AbstractMost countries regulate pharmaceutical prices, either directly or indirectly, on the assumption that competition is at best weak in this industry. This paper tests the hypothesis that regulation of manufacturer prices and retail pharmacy margins undermines price competition. We use data from seven countries for 1992 to examine price competition between generic competitors (different manufacturers of the same compound) and therapeutic substitutes (similar compounds) under different regulatory regimes. We find that price competition between generic competitors is significant in unregulated or less regulated markets (United States, United Kingdom, Canada, and Germany) but that regulation undermines generic competition in strict regulatory systems (France, Italy, and Japan). Regulation of retail pharmacy further constrains competition in France, Germany, and Italy. Regulation thus undermines the potential for significant savings on off-patent drugs, which account for a large and growing share of drug expenditures. Evidence of competition between therapeutic substitutes is less conclusive owing to data limitations. Copyright 2000 by the University of Chicago.
Download InfoTo our knowledge, this item is not available for download. To find whether it is available, there are three options:
1. Check below under "Related research" whether another version of this item is available online.
2. Check on the provider's web page whether it is in fact available.

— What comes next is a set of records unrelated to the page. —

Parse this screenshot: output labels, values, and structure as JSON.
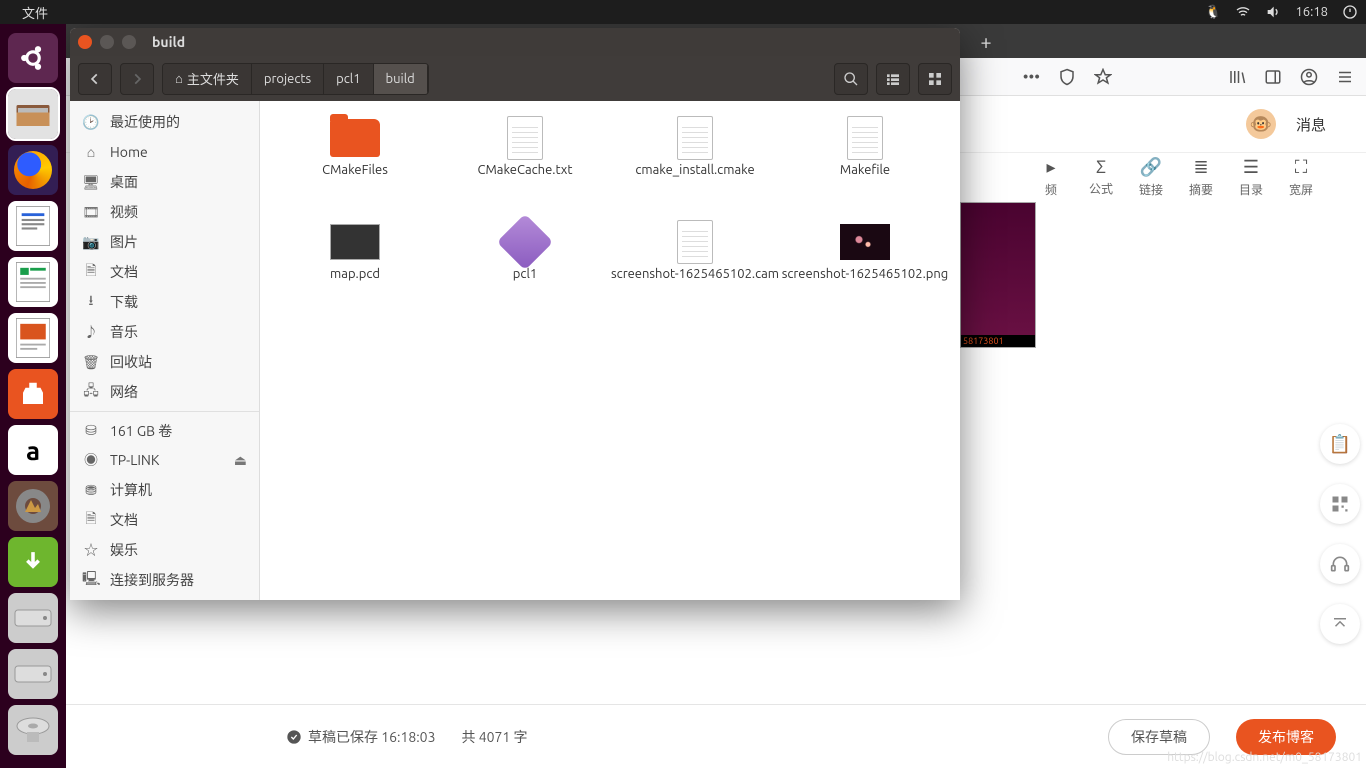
{
  "menubar": {
    "app": "文件",
    "time": "16:18"
  },
  "nautilus": {
    "title": "build",
    "path": {
      "home": "主文件夹",
      "segs": [
        "projects",
        "pcl1",
        "build"
      ]
    },
    "places": [
      {
        "icon": "clock",
        "label": "最近使用的"
      },
      {
        "icon": "home",
        "label": "Home"
      },
      {
        "icon": "desktop",
        "label": "桌面"
      },
      {
        "icon": "video",
        "label": "视频"
      },
      {
        "icon": "camera",
        "label": "图片"
      },
      {
        "icon": "doc",
        "label": "文档"
      },
      {
        "icon": "download",
        "label": "下载"
      },
      {
        "icon": "music",
        "label": "音乐"
      },
      {
        "icon": "trash",
        "label": "回收站"
      },
      {
        "icon": "network",
        "label": "网络"
      }
    ],
    "devices": [
      {
        "icon": "disk",
        "label": "161 GB 卷"
      },
      {
        "icon": "disc",
        "label": "TP-LINK",
        "eject": true
      },
      {
        "icon": "computer",
        "label": "计算机"
      },
      {
        "icon": "doc",
        "label": "文档"
      },
      {
        "icon": "star",
        "label": "娱乐"
      },
      {
        "icon": "server",
        "label": "连接到服务器"
      }
    ],
    "files": [
      {
        "icon": "folder",
        "name": "CMakeFiles"
      },
      {
        "icon": "text",
        "name": "CMakeCache.txt"
      },
      {
        "icon": "text",
        "name": "cmake_install.cmake"
      },
      {
        "icon": "text",
        "name": "Makefile"
      },
      {
        "icon": "img",
        "name": "map.pcd"
      },
      {
        "icon": "exe",
        "name": "pcl1"
      },
      {
        "icon": "text",
        "name": "screenshot-1625465102.cam"
      },
      {
        "icon": "png",
        "name": "screenshot-1625465102.png"
      }
    ]
  },
  "browser": {
    "msg": "消息",
    "tools": [
      {
        "ic": "Σ",
        "label": "公式"
      },
      {
        "ic": "🔗",
        "label": "链接"
      },
      {
        "ic": "≣",
        "label": "摘要"
      },
      {
        "ic": "☰",
        "label": "目录"
      },
      {
        "ic": "⛶",
        "label": "宽屏"
      }
    ],
    "thumb_badge": "58173801",
    "footer": {
      "status": "草稿已保存 16:18:03",
      "words": "共 4071 字",
      "save": "保存草稿",
      "publish": "发布博客"
    },
    "watermark": "https://blog.csdn.net/m0_58173801"
  }
}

3. Perform a search for a similarly titled item that would be available.
Bibliographic InfoArticle provided by University of Chicago Press in its journal Journal of Law & Economics.
Volume (Year): 43 (2000)
Issue (Month): 2 (October)
Contact details of provider:
Web page: http://www.journals.uchicago.edu/JLE/
You can help add them by filling out this form.
CitEc Project, subscribe to its RSS feed for this item.
This item has more than 25 citations. To prevent cluttering this page, these citations are listed on a separate page. reading list or among the top items on IDEAS.Access and download statisticsgeneral information about how to correct material in RePEc.
For technical questions regarding this item, or to correct its authors, title, abstract, bibliographic or download information, contact: (Journals Division).
If references are entirely missing, you can add them using this form.